to ensure our safety will be done by the two captains in charge of the winter boats. And though we may sometimes feel that the boats are delayed, we feel also that our lives are safe with Captain Finlayson and Captain Brown. That is one of the reasons why I think they should receive the favourable consideration of this House. And I have no doubt that when the government takes this matter up and considers what Captain Finlayson especially has done during the last thirty-five years in the navigation of the straits, it will see its way to recompensing him as he should be recompensed.


Louis-Philippe Brodeur (Minister of Marine and Fisheries)


Hon. L. P. BRODEUR (Minister of Marine and Fisheries).

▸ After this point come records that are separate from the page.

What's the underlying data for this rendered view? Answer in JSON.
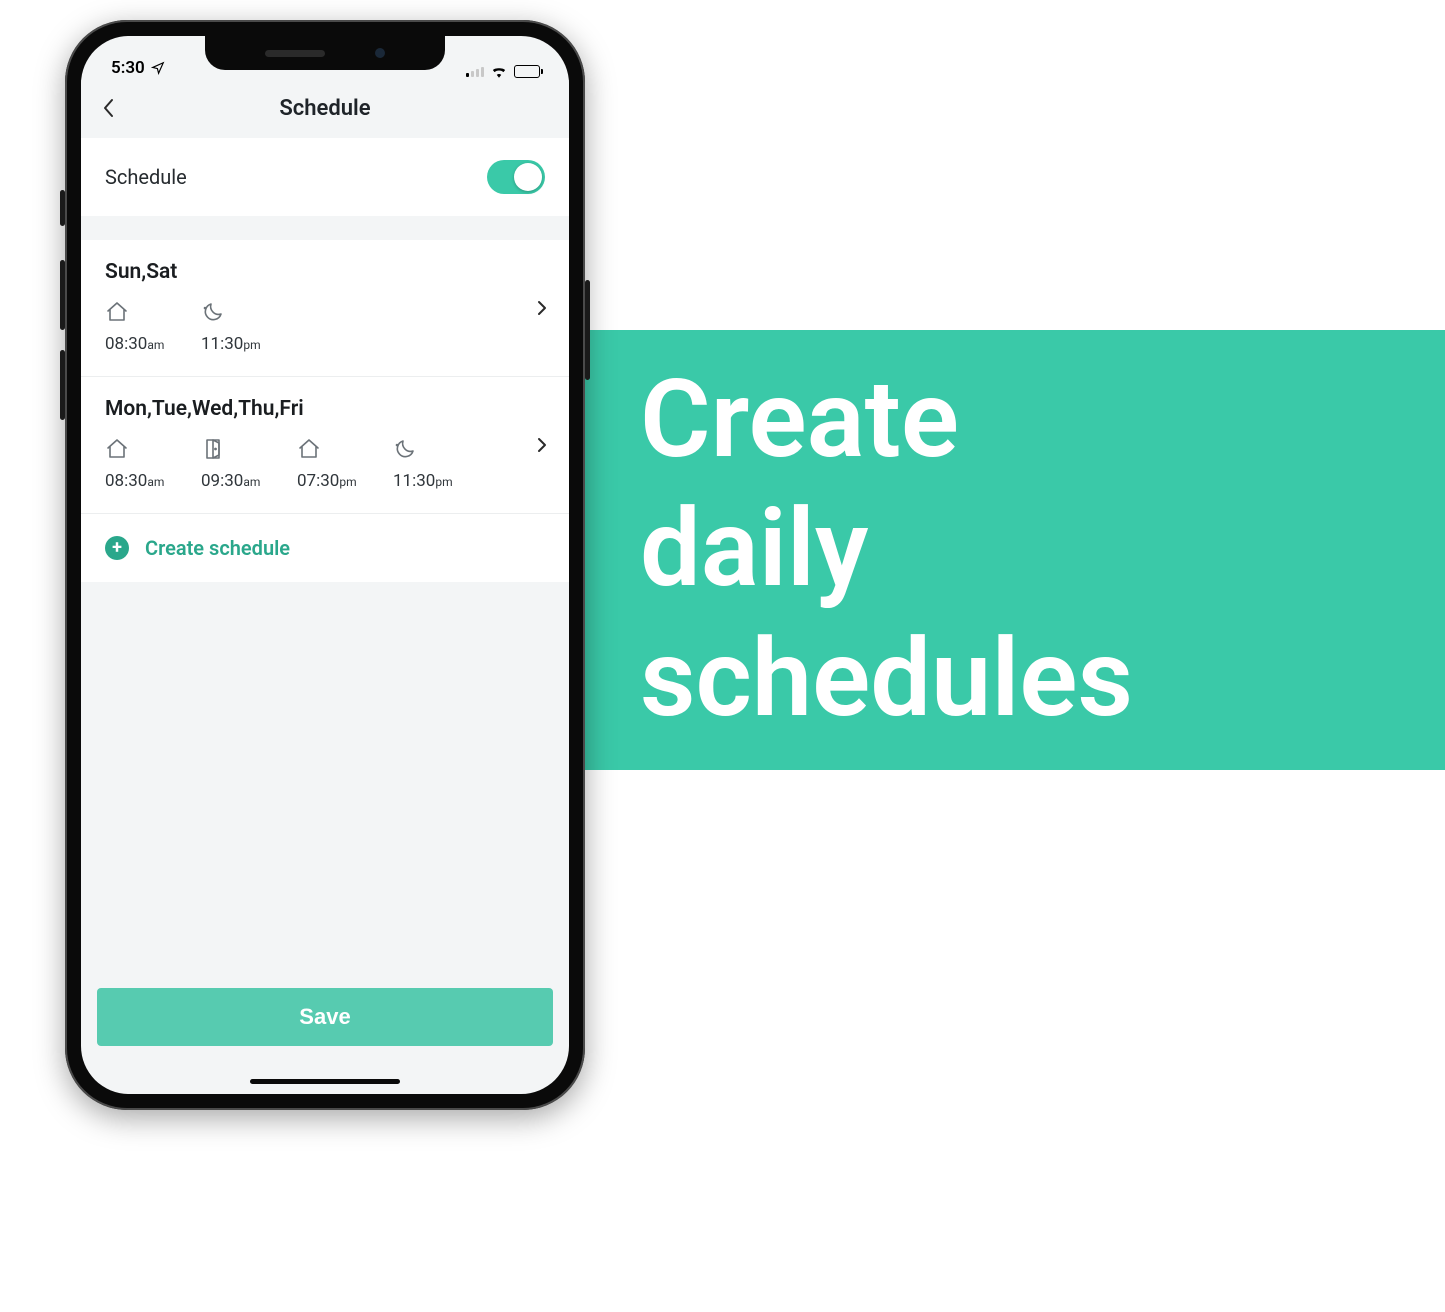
{
  "banner": {
    "text": "Create\ndaily\nschedules"
  },
  "status": {
    "time": "5:30"
  },
  "header": {
    "title": "Schedule"
  },
  "toggle": {
    "label": "Schedule",
    "enabled": true
  },
  "schedules": [
    {
      "days": "Sun,Sat",
      "slots": [
        {
          "icon": "home-icon",
          "time": "08:30",
          "ampm": "am"
        },
        {
          "icon": "moon-icon",
          "time": "11:30",
          "ampm": "pm"
        }
      ]
    },
    {
      "days": "Mon,Tue,Wed,Thu,Fri",
      "slots": [
        {
          "icon": "home-icon",
          "time": "08:30",
          "ampm": "am"
        },
        {
          "icon": "door-icon",
          "time": "09:30",
          "ampm": "am"
        },
        {
          "icon": "home-icon",
          "time": "07:30",
          "ampm": "pm"
        },
        {
          "icon": "moon-icon",
          "time": "11:30",
          "ampm": "pm"
        }
      ]
    }
  ],
  "create": {
    "label": "Create schedule"
  },
  "save": {
    "label": "Save"
  },
  "colors": {
    "accent": "#3ac9a8",
    "accent_dark": "#2aa78b",
    "save_bg": "#57cbb0"
  }
}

I may say to the hon. member for Queens (Mr. Warburton) that there is no objection to the papers being brought down. I am not aware whether there are any papers in the hands of the department or the government concerning the superannuation of the two officers whose names he has mentioned, Captain Finlayson or Captain Brown, or of the captains of the other ice-breakers run by the government. I am aware, however, that there are memorials which have been presented to the department in relation to the captains of Dominion vessels generally. I shall be glad to bring down these papers also because they touch upon the question under discussion. I am glad to avail myself of this opportunity to add my voice in support of the sentiments expressed by the two preceding speakers concerning the services rendered to the country by Captain Finlayson and Captain Brown. Captain Finlayson has been in the service for many years- I believe the hon. member for Kings (Mr. Fraser) stated, more than thirty years. It would be impossible to eulogize these captains too highly. The services they have rendered to the country are meritorious services. They have discharged their duties faithfully. We are glad to know that during their long service no accident has happened to any vessel under control of these captains. The work they have to , perform in the Straits of Northumberland is certainly most difficult work, but because of their caution and because of their skill in the discharge of their duties, they have been able to avoid accidents, a result which has been very satisfactory to the department. The question of superannuation of the officers on government vessels is one which is engaging the serious attention of the department. We have adopted in the department the plan of making appointments in the service by promotion. For the last year or two all appointments of officers made, with the exception of one, I believe, have been made by the elevation of men from the ranks. The results of this policy, I am sure, will be good. At the same time, it may be opportune for us to consider very seriously whether we should 47

not give to these captains some gratuity or superannuation. Last year, we had an old officer, Captain Graham, who had been on the ' Osprey ' or some other of our vessels for many years, and who, on account of his age, had to be retired. No superannuation allowance could be given him, and we had to give him some little employment in the dockyard at Halifax in order to show our appreciation of the services he had rendered. This question should be dealt with not in connection with the officers on the icebreakers alone, but in connection with all the captains in the service of the government. I can only repeat what I have already said that this question is engaging the serious attention of the department.


Motion agreed to. Sir WILFRID LAURIER moved the adjournment of the House.

February 22, 1909